Even if we could go anywhere to eat, anywhere in Miami, anywhere in Florida, even—it could not have been better: Alma and me in the back seat, the trays cantilevered from the window glass rolled up a couple of inches.
My mother, whose name was Mae though everyone called her Maisie, told me that Alma lived in a cardboard house but on Wednesdays she would come to ours to do the ironing. I liked to tease Alma by standing up very straight and tall (all 36 inches of me) and then all stiff, I would fall forward, flat on my face near her ironing board. I don’t recall ever hurting myself like the time I put the hairpin into the electric socket but Alma would shriek and exclaim that I would surely cause the iron to fly from her hands and burn us all to bits.

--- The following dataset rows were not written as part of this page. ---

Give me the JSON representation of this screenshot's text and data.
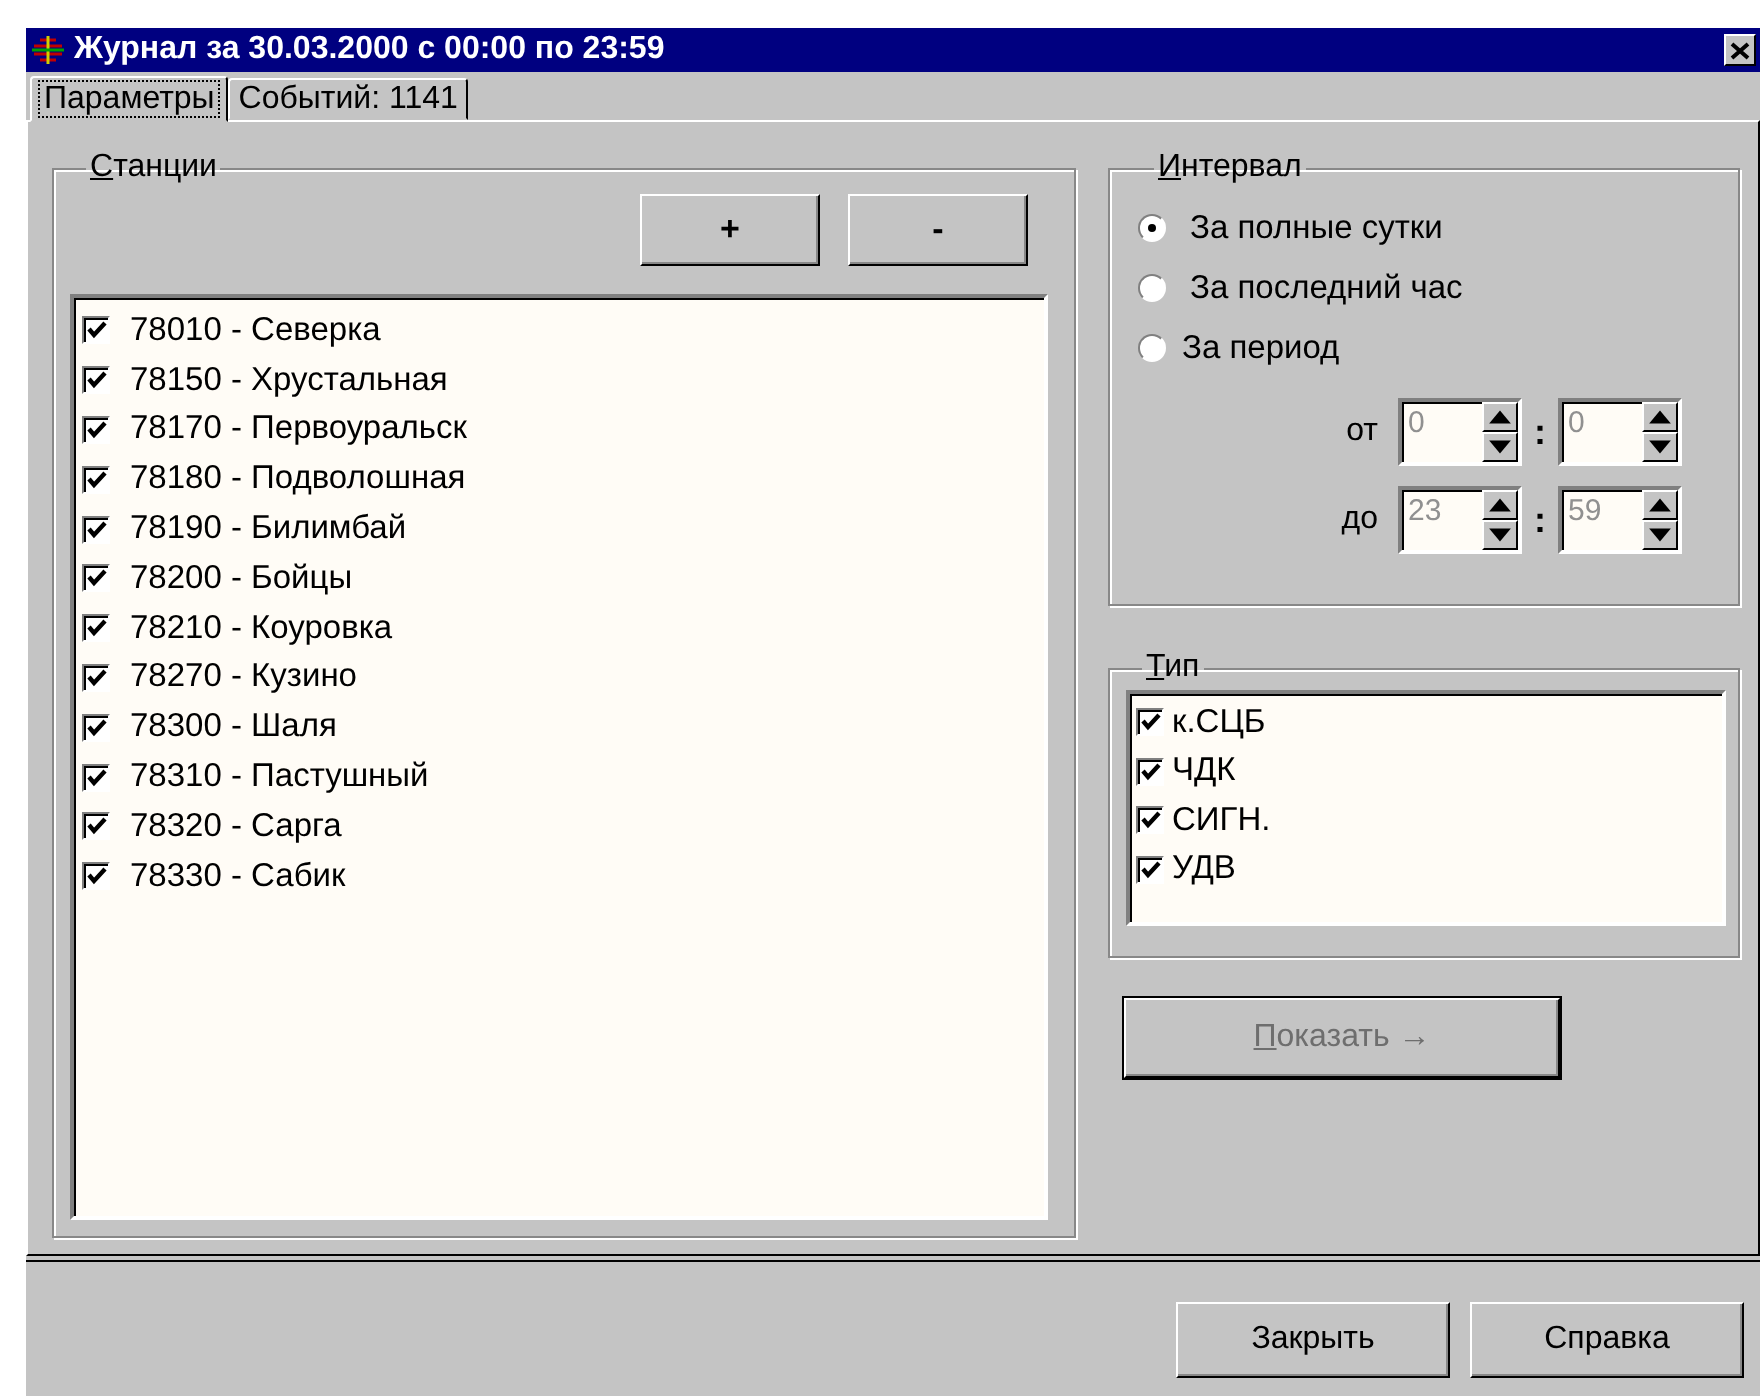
{
  "window": {
    "title": "Журнал за 30.03.2000 с 00:00 по 23:59"
  },
  "tabs": [
    {
      "label": "Параметры",
      "selected": true
    },
    {
      "label": "Событий: 1141",
      "selected": false
    }
  ],
  "stations": {
    "title": "Станции",
    "add_button": "+",
    "remove_button": "-",
    "items": [
      {
        "label": "78010 - Северка",
        "checked": true
      },
      {
        "label": "78150 - Хрустальная",
        "checked": true
      },
      {
        "label": "78170 - Первоуральск",
        "checked": true
      },
      {
        "label": "78180 - Подволошная",
        "checked": true
      },
      {
        "label": "78190 - Билимбай",
        "checked": true
      },
      {
        "label": "78200 - Бойцы",
        "checked": true
      },
      {
        "label": "78210 - Коуровка",
        "checked": true
      },
      {
        "label": "78270 - Кузино",
        "checked": true
      },
      {
        "label": "78300 - Шаля",
        "checked": true
      },
      {
        "label": "78310 - Пастушный",
        "checked": true
      },
      {
        "label": "78320 - Сарга",
        "checked": true
      },
      {
        "label": "78330 - Сабик",
        "checked": true
      }
    ]
  },
  "interval": {
    "title": "Интервал",
    "options": [
      {
        "label": "За полные сутки",
        "selected": true
      },
      {
        "label": "За последний час",
        "selected": false
      },
      {
        "label": "За период",
        "selected": false
      }
    ],
    "from": {
      "label": "от",
      "hours": "0",
      "minutes": "0",
      "disabled": true
    },
    "to": {
      "label": "до",
      "hours": "23",
      "minutes": "59",
      "disabled": true
    },
    "separator": ":"
  },
  "type": {
    "title": "Тип",
    "items": [
      {
        "label": "к.СЦБ",
        "checked": true
      },
      {
        "label": "ЧДК",
        "checked": true
      },
      {
        "label": "СИГН.",
        "checked": true
      },
      {
        "label": "УДВ",
        "checked": true
      }
    ]
  },
  "show_button": {
    "label": "Показать →",
    "disabled": true
  },
  "buttons": [
    "Закрыть",
    "Справка"
  ]
}
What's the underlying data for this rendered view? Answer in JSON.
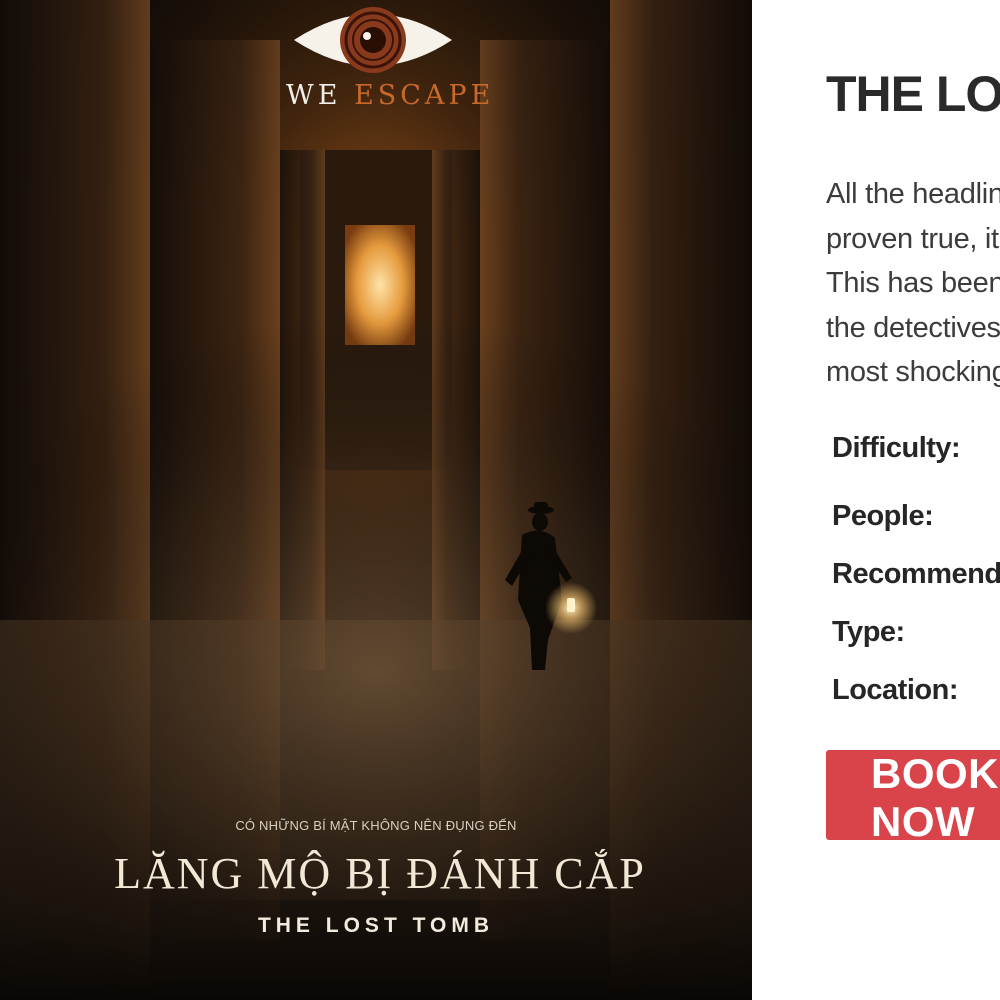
{
  "poster": {
    "logo": {
      "word_we": "WE",
      "word_escape": "ESCAPE"
    },
    "tagline": "CÓ NHỮNG BÍ MẬT KHÔNG NÊN ĐỤNG ĐẾN",
    "title_vi": "LĂNG MỘ BỊ ĐÁNH CẮP",
    "title_en": "THE LOST TOMB",
    "colors": {
      "brand_orange": "#c8692c",
      "text_light": "#f1e8d6"
    }
  },
  "room": {
    "title": "THE LOST TOMB",
    "description_lines": [
      "All the headlines",
      "proven true, it",
      "This has been",
      "the detectives",
      "most shocking"
    ],
    "facts": {
      "difficulty_label": "Difficulty:",
      "people_label": "People:",
      "recommended_label": "Recommended",
      "type_label": "Type:",
      "location_label": "Location:"
    },
    "book_button": "BOOK NOW",
    "colors": {
      "book_button_bg": "#d9434a",
      "title_text": "#2a2a2a"
    }
  }
}
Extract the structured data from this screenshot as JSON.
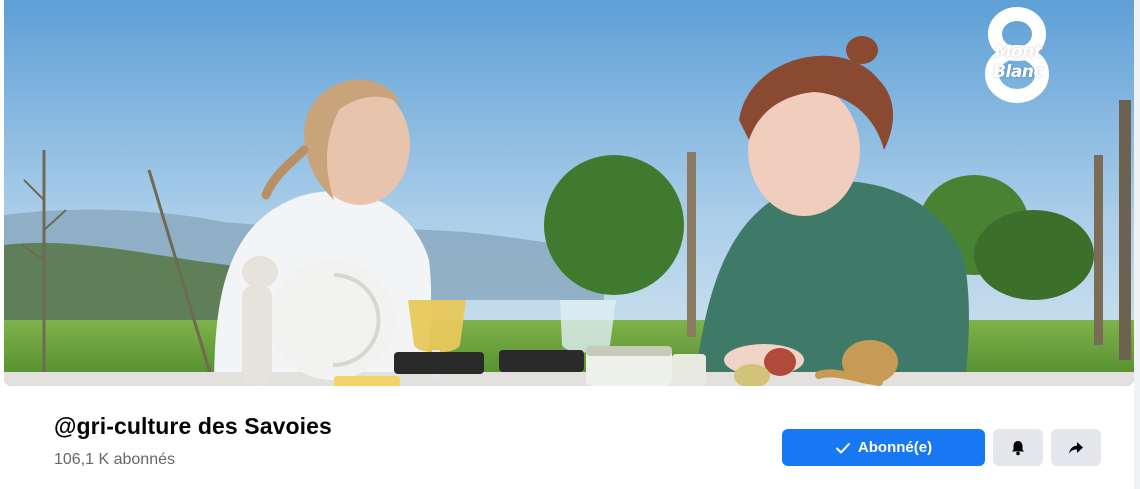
{
  "cover": {
    "channel_logo_text": "Mont Blanc",
    "channel_logo_number": "8"
  },
  "profile": {
    "title": "@gri-culture des Savoies",
    "followers": "106,1 K abonnés"
  },
  "actions": {
    "follow_label": "Abonné(e)",
    "bell_icon": "bell-icon",
    "share_icon": "share-arrow-icon"
  },
  "colors": {
    "primary_button": "#1877f2",
    "secondary_button": "#e4e6eb",
    "title_text": "#050505",
    "muted_text": "#65676b"
  }
}
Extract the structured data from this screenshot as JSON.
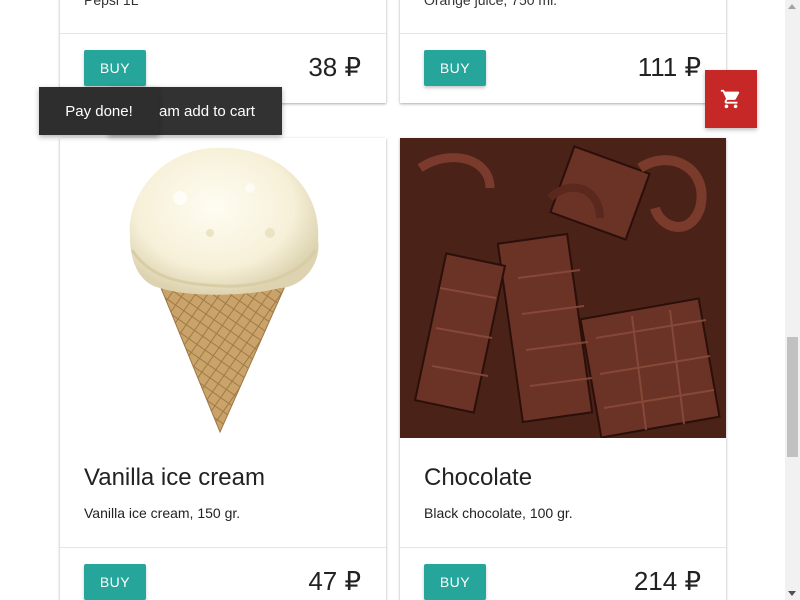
{
  "currency": "₽",
  "colors": {
    "buy_button": "#26a69a",
    "cart_button": "#c62828",
    "toast": "#323232"
  },
  "products_top": [
    {
      "description": "Pepsi 1L",
      "buy_label": "BUY",
      "price": "38 ₽"
    },
    {
      "description": "Orange juice, 750 ml.",
      "buy_label": "BUY",
      "price": "111 ₽"
    }
  ],
  "products_bottom": [
    {
      "title": "Vanilla ice cream",
      "description": "Vanilla ice cream, 150 gr.",
      "buy_label": "BUY",
      "price": "47 ₽",
      "image": "ice-cream-cone"
    },
    {
      "title": "Chocolate",
      "description": "Black chocolate, 100 gr.",
      "buy_label": "BUY",
      "price": "214 ₽",
      "image": "chocolate-pieces"
    }
  ],
  "cart": {
    "icon": "shopping-cart-icon"
  },
  "toasts": [
    {
      "text": "am add to cart"
    },
    {
      "text": "Pay done!"
    }
  ]
}
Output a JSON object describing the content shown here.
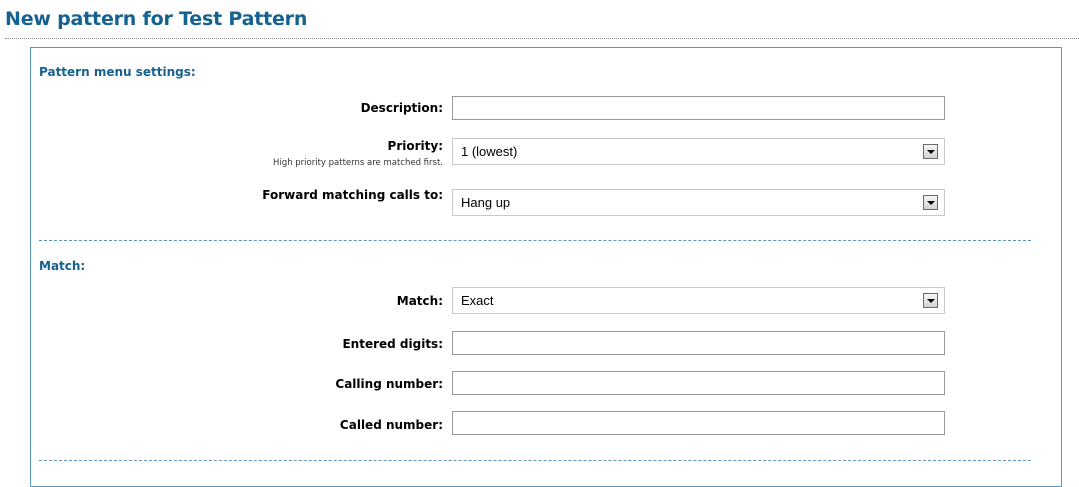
{
  "page": {
    "title": "New pattern for Test Pattern"
  },
  "sections": {
    "menu": {
      "heading": "Pattern menu settings:"
    },
    "match": {
      "heading": "Match:"
    }
  },
  "fields": {
    "description": {
      "label": "Description:",
      "value": ""
    },
    "priority": {
      "label": "Priority:",
      "hint": "High priority patterns are matched first.",
      "selected": "1 (lowest)"
    },
    "forward": {
      "label": "Forward matching calls to:",
      "selected": "Hang up"
    },
    "match": {
      "label": "Match:",
      "selected": "Exact"
    },
    "entered_digits": {
      "label": "Entered digits:",
      "value": ""
    },
    "calling_number": {
      "label": "Calling number:",
      "value": ""
    },
    "called_number": {
      "label": "Called number:",
      "value": ""
    }
  },
  "icons": {
    "dropdown": "chevron-down-icon"
  }
}
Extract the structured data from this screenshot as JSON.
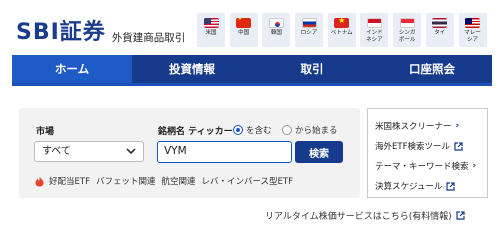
{
  "header": {
    "logo": "SBI証券",
    "subtitle": "外貨建商品取引",
    "flags": [
      {
        "label": "米国",
        "icon": "us-flag-icon",
        "cls": "f-us"
      },
      {
        "label": "中国",
        "icon": "china-flag-icon",
        "cls": "f-cn"
      },
      {
        "label": "韓国",
        "icon": "korea-flag-icon",
        "cls": "f-kr"
      },
      {
        "label": "ロシア",
        "icon": "russia-flag-icon",
        "cls": "f-ru"
      },
      {
        "label": "ベトナム",
        "icon": "vietnam-flag-icon",
        "cls": "f-vn"
      },
      {
        "label": "インド\nネシア",
        "icon": "indonesia-flag-icon",
        "cls": "f-id"
      },
      {
        "label": "シンガ\nポール",
        "icon": "singapore-flag-icon",
        "cls": "f-sg"
      },
      {
        "label": "タイ",
        "icon": "thailand-flag-icon",
        "cls": "f-th"
      },
      {
        "label": "マレー\nシア",
        "icon": "malaysia-flag-icon",
        "cls": "f-my"
      }
    ]
  },
  "nav": {
    "items": [
      "ホーム",
      "投資情報",
      "取引",
      "口座照会"
    ],
    "active_index": 0
  },
  "search": {
    "market_label": "市場",
    "market_value": "すべて",
    "name_label": "銘柄名 ティッカー",
    "radio_contains": "を含む",
    "radio_starts": "から始まる",
    "radio_selected": "contains",
    "input_value": "VYM",
    "button_label": "検索",
    "tags": [
      "好配当ETF",
      "バフェット関連",
      "航空関連",
      "レバ・インバース型ETF"
    ]
  },
  "links": {
    "items": [
      {
        "label": "米国株スクリーナー",
        "kind": "arrow"
      },
      {
        "label": "海外ETF検索ツール",
        "kind": "external"
      },
      {
        "label": "テーマ・キーワード検索",
        "kind": "arrow"
      },
      {
        "label": "決算スケジュール",
        "kind": "external"
      }
    ]
  },
  "footer": {
    "realtime_label": "リアルタイム株価サービスはこちら(有料情報)"
  },
  "colors": {
    "brand_navy": "#163a8c",
    "nav_active": "#1f5bc6",
    "accent_blue": "#1a56c8",
    "fire_red": "#e8452c"
  }
}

The TV set was usually tuned to 15-minute shows sponsored by Coca Cola but today there was no singing only men arguing with a man from Minnesota about labels and a judge who said he had no shame.
My father was a traveling salesman. If he was (were) away my mother would take us all out for a special meal after Alma had finished the ironing. We could not go out to a restaurant together so we went to Jimmie’s Hurricane, a drive-in where no one would care about a black woman and a white woman and a little girl eating in a two-toned green Ford Fairlane. I would always have deep fried red snapper fingers and a chocolate milk shake and sit close to Alma who smelled of starch and ate a burger. We both liked lots of ketchup. We three could never go to the tearoom at Burdines’s where I would order a snow princess sundae —a little figure atop a whipped cream skirt decorated with silver ball candies and covering a mound of vanilla ice cream. I could take the princess part home and I would line them all up on a shelf. (One time we went to the tearoom after a hurricane when store mannequins littered Biscayne Boulevard along with the broken glass from the store windows and palm fronds matted the curbs.)
After Jimmie’s we dropped Alma off. My mother never liked me to see where Alma lived: in a pile of corrugated metal and cardboard walls with her babies, 7 or 8 babies. I never went inside.
The next week Alma did not come to do the ironing. My mother cried a lot.
Alma had gone out that night when her babies were asleep. There was a fire and the cardboard houses went up in flames. Her children all died. Where was she going that night? My mother said to meet her boyfriend. They all died; babies burned alone when Alma Johnson wasn’t home. All I knew was that Alma’s babies had no princesses or shelves or lives, even.
The men on the TV were arguing about labels. Alma knew a thing or two about labels. Negligent. Negress. About a year later Alma came to our house again. She had another baby; she showed me her picture saying she named her after my mother, Daisy. Daisy Johnson.